Newspaper cadetships used to be a common way for young journalists to gain a foothold in the industry. But cadetships are becoming rarer and rarer. Fairfax no longer offers a cadetship program every year (its last application round was last year, and Fairfax insiders expect it will accept a new batch every two years), and the ABC’s highly competitive program generally takes only one cadet in each capital city. News Corp is one of the few companies still to offer regular cadetships every year, and unlike Fairfax, which tends to only accept early-career journalists into into its program, News Corp tends to employ fresh graduates as cadets.
Last year was the first time News Corp moved to a national graduate system that standardised how cadets are trained nationwide. The company took 14 cadets, or entrants into its “graduate program”, Australia-wide in 2014. The 14 cadets had an average age of 23. News Corp sources Crikey spoke to were highly complimentary of the new program, saying it gave cadets a wide training and prepared them well for the competitive journalism jobs market. Crikey understands three of the cadets not taken on by the Herald Sun have already found work in the media industry.

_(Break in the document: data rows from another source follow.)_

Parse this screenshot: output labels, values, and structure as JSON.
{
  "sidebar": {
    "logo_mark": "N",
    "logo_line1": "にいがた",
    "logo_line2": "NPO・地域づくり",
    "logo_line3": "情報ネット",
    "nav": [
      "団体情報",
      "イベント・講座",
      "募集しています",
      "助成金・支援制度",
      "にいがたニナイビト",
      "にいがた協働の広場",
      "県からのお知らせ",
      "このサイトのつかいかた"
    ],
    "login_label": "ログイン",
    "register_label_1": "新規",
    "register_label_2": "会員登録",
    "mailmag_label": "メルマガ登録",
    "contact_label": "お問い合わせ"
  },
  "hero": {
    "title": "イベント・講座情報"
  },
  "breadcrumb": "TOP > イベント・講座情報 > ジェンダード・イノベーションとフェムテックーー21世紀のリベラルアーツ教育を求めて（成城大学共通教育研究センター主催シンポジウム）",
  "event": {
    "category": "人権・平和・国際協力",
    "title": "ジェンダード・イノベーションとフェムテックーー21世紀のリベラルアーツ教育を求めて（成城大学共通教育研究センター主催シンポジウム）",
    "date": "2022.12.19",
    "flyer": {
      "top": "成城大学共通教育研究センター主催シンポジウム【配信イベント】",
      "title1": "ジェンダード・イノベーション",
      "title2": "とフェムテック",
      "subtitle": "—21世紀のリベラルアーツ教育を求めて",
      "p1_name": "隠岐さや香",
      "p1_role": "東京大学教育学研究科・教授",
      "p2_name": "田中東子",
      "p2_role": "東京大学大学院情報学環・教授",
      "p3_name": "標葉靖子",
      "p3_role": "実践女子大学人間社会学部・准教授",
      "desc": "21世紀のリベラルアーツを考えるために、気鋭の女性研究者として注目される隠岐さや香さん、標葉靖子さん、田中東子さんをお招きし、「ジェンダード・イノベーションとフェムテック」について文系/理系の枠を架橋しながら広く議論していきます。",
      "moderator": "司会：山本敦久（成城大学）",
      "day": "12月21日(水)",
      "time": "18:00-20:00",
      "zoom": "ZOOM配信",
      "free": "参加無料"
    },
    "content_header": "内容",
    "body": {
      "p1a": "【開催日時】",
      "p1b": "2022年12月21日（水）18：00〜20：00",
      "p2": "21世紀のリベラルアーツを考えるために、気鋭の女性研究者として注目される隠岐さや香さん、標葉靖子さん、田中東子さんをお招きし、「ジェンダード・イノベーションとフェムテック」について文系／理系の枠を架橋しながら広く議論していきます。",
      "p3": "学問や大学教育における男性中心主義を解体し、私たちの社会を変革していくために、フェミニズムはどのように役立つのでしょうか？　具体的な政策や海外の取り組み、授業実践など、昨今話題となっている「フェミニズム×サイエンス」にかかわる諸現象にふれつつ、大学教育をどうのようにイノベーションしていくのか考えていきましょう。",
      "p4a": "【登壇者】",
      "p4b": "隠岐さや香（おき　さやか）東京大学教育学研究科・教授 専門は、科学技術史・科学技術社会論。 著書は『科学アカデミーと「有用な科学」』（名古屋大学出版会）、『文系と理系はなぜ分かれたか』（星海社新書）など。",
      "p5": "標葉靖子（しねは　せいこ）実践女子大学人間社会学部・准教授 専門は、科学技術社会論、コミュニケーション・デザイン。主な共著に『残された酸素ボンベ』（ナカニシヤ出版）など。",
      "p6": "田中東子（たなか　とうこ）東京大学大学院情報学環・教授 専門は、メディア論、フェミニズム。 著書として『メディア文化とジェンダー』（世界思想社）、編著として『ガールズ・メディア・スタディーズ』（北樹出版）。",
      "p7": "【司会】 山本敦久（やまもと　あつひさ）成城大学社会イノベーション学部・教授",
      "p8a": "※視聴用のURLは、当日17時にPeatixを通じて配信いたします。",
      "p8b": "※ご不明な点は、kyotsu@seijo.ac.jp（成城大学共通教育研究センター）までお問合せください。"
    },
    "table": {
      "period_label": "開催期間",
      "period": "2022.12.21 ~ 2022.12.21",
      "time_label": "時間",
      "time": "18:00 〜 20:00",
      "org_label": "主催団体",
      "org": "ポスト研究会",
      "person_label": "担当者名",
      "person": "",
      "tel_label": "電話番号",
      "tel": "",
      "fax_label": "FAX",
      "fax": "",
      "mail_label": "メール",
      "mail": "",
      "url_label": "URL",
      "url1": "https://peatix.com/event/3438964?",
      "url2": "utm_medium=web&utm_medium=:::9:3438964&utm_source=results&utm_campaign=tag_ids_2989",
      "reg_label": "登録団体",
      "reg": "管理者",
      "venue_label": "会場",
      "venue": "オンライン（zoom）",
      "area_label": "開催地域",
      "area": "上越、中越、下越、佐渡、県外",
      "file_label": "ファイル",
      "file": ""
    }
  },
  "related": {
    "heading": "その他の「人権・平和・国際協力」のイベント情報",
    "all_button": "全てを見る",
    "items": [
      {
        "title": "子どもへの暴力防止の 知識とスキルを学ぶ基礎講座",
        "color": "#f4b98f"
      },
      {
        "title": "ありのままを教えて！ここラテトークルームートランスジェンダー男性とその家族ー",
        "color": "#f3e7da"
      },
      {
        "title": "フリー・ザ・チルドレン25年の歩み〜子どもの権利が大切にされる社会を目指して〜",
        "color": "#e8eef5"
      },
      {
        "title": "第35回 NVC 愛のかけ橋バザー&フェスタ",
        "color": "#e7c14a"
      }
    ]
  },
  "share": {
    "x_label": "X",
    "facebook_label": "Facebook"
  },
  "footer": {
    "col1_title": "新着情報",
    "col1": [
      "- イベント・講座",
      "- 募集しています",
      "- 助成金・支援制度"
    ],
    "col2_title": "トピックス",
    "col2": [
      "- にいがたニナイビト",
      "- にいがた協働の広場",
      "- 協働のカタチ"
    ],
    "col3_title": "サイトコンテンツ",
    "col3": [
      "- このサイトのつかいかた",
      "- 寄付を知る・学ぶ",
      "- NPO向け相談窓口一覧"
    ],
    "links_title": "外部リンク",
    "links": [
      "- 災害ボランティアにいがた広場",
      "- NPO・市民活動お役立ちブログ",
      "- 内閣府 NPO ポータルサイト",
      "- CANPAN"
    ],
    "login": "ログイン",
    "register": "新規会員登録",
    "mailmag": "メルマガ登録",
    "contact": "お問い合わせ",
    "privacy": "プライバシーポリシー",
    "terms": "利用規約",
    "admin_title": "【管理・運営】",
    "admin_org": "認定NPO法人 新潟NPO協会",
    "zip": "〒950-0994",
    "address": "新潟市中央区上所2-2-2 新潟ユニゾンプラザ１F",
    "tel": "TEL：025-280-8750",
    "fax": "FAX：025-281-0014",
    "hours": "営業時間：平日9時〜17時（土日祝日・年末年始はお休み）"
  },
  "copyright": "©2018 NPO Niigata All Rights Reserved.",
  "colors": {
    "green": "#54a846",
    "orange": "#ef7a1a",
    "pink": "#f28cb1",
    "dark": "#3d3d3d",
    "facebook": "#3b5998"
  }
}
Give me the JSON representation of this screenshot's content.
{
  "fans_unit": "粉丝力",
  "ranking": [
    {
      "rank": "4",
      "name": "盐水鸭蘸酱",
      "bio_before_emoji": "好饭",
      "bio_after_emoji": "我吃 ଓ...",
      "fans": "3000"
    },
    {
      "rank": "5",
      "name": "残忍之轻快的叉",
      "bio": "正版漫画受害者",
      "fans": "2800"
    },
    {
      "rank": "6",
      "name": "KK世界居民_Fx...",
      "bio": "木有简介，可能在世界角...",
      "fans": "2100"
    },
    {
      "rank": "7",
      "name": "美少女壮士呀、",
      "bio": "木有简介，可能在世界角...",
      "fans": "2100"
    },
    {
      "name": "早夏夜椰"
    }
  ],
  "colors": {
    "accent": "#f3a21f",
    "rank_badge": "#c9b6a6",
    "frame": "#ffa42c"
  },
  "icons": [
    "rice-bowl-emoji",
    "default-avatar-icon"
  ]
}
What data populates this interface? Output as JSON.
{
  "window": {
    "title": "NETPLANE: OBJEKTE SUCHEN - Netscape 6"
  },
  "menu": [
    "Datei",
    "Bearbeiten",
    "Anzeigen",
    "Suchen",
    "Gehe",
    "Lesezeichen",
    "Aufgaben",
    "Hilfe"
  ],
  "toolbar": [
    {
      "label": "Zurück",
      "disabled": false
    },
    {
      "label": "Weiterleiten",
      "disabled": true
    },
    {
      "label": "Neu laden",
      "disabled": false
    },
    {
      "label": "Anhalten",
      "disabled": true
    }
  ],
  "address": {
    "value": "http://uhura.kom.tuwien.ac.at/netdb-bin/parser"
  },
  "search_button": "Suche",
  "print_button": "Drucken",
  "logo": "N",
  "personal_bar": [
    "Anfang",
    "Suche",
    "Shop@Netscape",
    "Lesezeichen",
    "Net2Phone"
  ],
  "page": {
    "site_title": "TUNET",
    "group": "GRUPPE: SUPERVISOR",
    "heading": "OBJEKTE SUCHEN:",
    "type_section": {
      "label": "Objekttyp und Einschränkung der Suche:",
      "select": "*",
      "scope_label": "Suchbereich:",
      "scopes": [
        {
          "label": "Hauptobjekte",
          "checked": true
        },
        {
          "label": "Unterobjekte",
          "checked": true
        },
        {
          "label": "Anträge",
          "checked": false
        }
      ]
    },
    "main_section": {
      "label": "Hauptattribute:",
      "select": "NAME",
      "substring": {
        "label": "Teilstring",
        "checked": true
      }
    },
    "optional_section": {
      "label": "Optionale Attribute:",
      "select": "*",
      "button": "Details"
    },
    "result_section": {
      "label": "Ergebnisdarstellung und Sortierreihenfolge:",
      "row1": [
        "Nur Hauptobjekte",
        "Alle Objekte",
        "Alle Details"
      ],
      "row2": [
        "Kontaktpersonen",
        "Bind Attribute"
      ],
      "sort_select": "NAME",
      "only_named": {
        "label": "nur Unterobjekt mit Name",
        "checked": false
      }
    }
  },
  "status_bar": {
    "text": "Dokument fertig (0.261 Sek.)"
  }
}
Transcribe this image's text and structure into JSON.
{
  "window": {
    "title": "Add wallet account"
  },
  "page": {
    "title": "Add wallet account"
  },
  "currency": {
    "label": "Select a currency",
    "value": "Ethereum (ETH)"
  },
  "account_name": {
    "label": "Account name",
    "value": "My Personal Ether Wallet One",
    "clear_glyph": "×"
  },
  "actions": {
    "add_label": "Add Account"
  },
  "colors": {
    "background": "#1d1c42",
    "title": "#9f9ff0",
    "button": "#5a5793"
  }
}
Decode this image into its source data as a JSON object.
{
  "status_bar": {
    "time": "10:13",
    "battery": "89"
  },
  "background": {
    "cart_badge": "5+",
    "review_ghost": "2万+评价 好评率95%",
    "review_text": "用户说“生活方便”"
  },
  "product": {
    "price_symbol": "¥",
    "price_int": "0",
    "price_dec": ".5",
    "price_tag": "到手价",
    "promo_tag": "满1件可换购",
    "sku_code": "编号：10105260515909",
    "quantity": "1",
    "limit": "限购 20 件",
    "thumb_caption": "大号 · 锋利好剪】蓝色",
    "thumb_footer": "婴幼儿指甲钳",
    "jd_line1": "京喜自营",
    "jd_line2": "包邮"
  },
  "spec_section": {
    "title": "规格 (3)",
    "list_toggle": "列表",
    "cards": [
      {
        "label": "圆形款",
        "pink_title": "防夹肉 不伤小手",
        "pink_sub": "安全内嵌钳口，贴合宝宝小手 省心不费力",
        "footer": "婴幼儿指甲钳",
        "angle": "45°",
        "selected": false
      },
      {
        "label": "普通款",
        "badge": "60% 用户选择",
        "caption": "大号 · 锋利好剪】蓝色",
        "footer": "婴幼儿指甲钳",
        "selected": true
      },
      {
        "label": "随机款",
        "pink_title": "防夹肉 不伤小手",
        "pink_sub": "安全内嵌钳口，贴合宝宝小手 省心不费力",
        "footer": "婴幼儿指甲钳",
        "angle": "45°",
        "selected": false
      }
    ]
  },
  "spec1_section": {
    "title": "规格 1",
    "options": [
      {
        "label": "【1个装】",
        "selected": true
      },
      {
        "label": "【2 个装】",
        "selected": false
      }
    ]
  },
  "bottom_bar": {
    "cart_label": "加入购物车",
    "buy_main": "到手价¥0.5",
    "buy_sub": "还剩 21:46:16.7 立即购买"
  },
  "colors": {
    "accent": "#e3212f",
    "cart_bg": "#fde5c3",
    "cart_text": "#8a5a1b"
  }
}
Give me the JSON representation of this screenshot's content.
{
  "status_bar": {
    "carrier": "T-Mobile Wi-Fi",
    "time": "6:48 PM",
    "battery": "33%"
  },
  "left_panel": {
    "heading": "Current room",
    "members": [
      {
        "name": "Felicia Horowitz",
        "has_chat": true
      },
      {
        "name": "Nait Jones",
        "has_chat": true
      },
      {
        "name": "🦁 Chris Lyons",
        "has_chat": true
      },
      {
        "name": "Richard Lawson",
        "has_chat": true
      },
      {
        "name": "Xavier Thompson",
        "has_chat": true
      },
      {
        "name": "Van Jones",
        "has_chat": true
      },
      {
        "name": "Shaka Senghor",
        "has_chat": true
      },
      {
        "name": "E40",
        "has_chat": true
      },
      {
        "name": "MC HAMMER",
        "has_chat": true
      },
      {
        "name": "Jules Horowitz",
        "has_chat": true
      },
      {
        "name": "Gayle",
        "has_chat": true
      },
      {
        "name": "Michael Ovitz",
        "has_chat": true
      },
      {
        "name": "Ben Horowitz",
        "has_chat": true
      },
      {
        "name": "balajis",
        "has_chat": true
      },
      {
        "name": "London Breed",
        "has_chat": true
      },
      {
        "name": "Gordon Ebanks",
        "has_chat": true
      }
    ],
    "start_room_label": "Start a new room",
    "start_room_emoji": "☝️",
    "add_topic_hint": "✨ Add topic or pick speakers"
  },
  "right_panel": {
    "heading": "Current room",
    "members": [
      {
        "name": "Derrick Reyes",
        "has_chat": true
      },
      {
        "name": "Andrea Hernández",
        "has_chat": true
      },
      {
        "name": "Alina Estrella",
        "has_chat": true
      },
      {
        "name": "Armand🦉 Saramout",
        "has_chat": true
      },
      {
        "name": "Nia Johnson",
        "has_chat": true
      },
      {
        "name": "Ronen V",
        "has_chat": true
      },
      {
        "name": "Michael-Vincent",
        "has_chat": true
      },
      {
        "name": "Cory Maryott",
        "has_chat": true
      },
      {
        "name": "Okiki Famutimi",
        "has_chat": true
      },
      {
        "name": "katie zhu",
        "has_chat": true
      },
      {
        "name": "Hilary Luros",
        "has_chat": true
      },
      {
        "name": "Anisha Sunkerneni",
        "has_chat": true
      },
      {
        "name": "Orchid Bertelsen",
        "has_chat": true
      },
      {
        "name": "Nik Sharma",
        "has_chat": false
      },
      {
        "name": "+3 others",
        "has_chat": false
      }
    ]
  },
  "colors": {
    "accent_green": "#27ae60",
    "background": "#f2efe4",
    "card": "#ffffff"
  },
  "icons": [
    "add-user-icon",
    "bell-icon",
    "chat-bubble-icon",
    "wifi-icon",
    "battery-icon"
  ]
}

A cadetship has traditionally been a golden ticket for journalism graduates — an entry through a competitive field into a major newsroom. But it seems new journalism graduates who score cadetships can no longer reasonably expect a formal job offer at the end of it.